As a result, they become the more human characters of the film, while the stoic Deckard is dehumanized through his killings. That’s all fine and good, and it brings quite a few questions to the table for the audience to consider, but from a narrative standpoint, it’s a bit of an issue. We don’t really have a character to root for, and there aren’t many stakes from Deckard’s standpoint. Whether he fails or not, the Replicants’ lifespan will be up shortly anyway.
Blade Runner is a film where the narrative serves two purposes: Explore some themes, and show us an amazing futuristic world.
The whole love story between Deckard and Rachael happens to quickly and doesn’t get enough focus to be a factor as well, even though it serves a valuable purpose. However, as I’m criticizing the plot, I think back on the film and realize that it isn’t the most important part of Blade Runner—that’s the world that was created here. Really, the plot is just there to give director Ridley Scott a reason to both explore the themes he wants to get across to an audience as well as show off the impressive world that he has crafted.
And make no mistake, this is an entire world that Scott as created. There are so many shots of the city where most of the action takes place that you’ll be sure to notice how much detail has gone into everything in terms of the location of the film. Blade Runner is a film that you can watch solely for the visual aesthetics and still have a good time. And while it’s a dark film, there’s enough light let in to allow us to always know exactly what’s going on, which is always a plus.
Without wanting to spoil anything, I’m quite sure that you’ll be left with a few questions after Blade Runner is finished. The method that this movie employs in this regard is the best kind: Instead of feeling unsatisfied because the film left you wondering what you just saw, it instead wants you to think about it without that unsatisfactory feeling. You got a complete film, but enough was left open for you to think about it afterward. You also have incentive to give it another watch, as now that you have seen it, you’ll want to look for clues in certain areas.

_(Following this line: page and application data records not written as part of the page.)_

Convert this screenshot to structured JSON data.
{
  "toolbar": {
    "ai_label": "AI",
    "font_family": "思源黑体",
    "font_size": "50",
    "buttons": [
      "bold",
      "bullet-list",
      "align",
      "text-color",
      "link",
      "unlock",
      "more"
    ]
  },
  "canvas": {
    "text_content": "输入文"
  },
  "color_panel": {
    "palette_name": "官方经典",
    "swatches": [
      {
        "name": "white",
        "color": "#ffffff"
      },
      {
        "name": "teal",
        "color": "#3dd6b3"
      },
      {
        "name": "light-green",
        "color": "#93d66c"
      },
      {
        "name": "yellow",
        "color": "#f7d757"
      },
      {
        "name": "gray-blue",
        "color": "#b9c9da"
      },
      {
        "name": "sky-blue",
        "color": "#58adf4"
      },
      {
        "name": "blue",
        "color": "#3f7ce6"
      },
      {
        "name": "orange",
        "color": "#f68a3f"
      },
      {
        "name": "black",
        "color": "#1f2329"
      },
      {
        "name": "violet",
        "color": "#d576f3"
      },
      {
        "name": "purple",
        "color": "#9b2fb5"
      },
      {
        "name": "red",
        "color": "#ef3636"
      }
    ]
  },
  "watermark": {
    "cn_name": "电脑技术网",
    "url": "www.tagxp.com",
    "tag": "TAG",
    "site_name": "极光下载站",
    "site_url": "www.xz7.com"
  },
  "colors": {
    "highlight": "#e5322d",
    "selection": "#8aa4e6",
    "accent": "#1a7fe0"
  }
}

The performances are all fitting for the characters, and I can’t imagine them being played a different way. Had Ford given his character more emotion, the character wouldn’t be the same, and a longstanding debate would have been over. Have the main Replicant, Roy (Rutger Hauer), act less like a maniac, and he wouldn’t seem like a threat, even if he’s not much of one in the first place. When these two characters finally meet, you get a few amazing scenes. Look out for that, as the final few scenes in this film are spectacular.
Blade Runner is a film where the narrative serves two purposes: Explore some themes, and show us an amazing futuristic world. It doesn’t necessarily work when providing an entertaining story—the stakes are never all that high, and the love subplot doesn’t work—but this hardly matters when you look at the bigger picture. It’s not there to tell you an engaging story, as the world performs that function. This is a great film that rewards multiple rewatches.
Conclusion: Blade Runner is a great, deep film.
Recommendation: If you like sci-fi or neo-noir, you need to see Blade Runner.